When you’re buying a home, money is incredibly important. This is why it’s critical to find out whether you qualify for mortgage preapproval before submitting an offer letter. After all, the last thing a seller wants is to enter a deal that has a financing contingency.

As your mortgage lender will tell you, a preapproval letter is only the beginning. There are tons of costs to consider during the real estate process, including closing costs, which are one-time fees that you’ll pay when you complete the sale.

In most cases, closing costs tack on an additional 3% to 4% of the total purchase price. For example, if you purchase a $300,000 home, closing costs will amount to $9,000 to 12,000 on top of that. These costs include appraisal fees, inspection fees, lawyer fees, notary fees, and taxes related to land transfers.

Additionally, there are some one-time costs that aren’t included in closing costs. Plan for any renovations you may need for your new home, including moving expenses and utility setup costs.

8. How old are important components of the home?

A home’s appearance is less important than its age or how recently it’s been renovated. Eventually, important components of the house—such as the water tank, air conditioner, heating system, septic system, plumbing, electrical system, and appliances—will need to be repaired or replaced.

Of course, no equipment lasts forever. But before you sign on the dotted line, you need to be aware that old or poorly maintained appliances might need to be replaced, and that you may have to spend a great deal of money sooner than later if the seller hasn’t updated them in a while.

9. Are there any other offers on the table?

Unfortunately, you may be up against multiple offers when you go to buy a home. That being the case, it’s good to understand what you’re up against so you can prepare a well-timed, competitive offer for the property.

10. How soon can the seller close?

Before making an offer on a home, it’s also important to understand the seller’s timeline. How much time does the seller need to move out? Has the seller found a suitable property yet? What is the seller’s preferred closing date?

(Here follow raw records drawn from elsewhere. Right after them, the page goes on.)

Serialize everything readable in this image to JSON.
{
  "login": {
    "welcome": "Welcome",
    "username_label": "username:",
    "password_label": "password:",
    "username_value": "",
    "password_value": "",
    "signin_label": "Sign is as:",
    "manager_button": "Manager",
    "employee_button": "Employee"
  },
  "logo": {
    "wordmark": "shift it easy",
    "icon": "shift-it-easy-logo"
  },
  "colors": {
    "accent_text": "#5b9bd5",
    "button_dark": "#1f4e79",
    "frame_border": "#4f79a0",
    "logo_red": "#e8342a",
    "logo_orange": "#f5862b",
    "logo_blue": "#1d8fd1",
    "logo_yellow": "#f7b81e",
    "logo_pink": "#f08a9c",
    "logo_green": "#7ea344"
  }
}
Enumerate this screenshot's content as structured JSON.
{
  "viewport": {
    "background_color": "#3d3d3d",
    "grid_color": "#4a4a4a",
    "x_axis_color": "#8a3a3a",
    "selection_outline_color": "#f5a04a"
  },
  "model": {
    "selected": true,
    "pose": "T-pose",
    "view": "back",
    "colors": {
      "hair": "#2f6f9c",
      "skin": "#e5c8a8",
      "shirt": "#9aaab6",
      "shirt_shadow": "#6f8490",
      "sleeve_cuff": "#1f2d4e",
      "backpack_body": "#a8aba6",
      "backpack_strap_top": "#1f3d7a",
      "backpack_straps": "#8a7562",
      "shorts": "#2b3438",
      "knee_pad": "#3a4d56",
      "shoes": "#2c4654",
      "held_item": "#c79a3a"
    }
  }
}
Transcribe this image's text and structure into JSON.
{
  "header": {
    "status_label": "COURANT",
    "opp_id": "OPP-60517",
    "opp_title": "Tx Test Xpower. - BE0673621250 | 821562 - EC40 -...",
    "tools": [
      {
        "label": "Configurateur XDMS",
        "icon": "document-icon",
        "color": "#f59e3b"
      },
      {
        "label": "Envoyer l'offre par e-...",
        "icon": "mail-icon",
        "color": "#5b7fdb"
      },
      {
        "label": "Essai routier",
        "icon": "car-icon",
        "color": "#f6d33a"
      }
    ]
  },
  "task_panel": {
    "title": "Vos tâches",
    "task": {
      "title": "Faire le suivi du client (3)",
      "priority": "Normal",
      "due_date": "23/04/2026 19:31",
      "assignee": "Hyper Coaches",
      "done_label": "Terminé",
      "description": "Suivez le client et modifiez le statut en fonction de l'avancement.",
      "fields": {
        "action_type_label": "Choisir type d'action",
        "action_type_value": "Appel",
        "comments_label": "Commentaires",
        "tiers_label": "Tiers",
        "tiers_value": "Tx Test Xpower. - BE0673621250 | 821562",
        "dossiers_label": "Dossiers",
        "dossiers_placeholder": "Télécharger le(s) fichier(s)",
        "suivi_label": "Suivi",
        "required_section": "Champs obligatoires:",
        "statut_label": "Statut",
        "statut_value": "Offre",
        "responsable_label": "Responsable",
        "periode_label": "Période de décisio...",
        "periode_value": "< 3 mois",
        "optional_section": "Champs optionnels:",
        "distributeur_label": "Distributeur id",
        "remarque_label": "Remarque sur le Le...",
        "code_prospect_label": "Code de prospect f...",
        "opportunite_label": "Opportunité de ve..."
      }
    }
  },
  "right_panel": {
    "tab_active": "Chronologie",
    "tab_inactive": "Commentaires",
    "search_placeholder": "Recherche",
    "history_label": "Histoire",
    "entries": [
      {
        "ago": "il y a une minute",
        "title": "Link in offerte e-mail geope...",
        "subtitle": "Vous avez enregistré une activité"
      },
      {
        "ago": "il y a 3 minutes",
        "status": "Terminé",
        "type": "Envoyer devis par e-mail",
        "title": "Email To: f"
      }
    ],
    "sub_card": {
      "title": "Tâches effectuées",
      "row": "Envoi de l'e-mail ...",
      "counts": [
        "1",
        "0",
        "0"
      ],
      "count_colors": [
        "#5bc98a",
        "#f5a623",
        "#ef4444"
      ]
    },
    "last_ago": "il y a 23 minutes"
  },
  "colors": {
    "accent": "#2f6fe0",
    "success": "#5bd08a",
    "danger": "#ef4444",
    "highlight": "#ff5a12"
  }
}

The seller’s timeline is not only important for ensuring that your offer fits within their timeline but it also helps to structure your offer in a more attractive manner. 

Suppose you’re currently renting and must leave your apartment in 45 days but the seller wants the deal to close in 90 days. In this scenario, entering into an agreement may not be the best idea.

Get informed to make the right offer

A real estate transaction is one of the most important investments you’ll ever make in your life.

That being the case, you need to ask important questions to determine whether the house is right for you and what the best price might be.

To do that, identify a trustworthy agent you can work with to find your dream home and make an offer that meets your needs and budget.

Here’s to landing an awesome property you’ll love for years to come!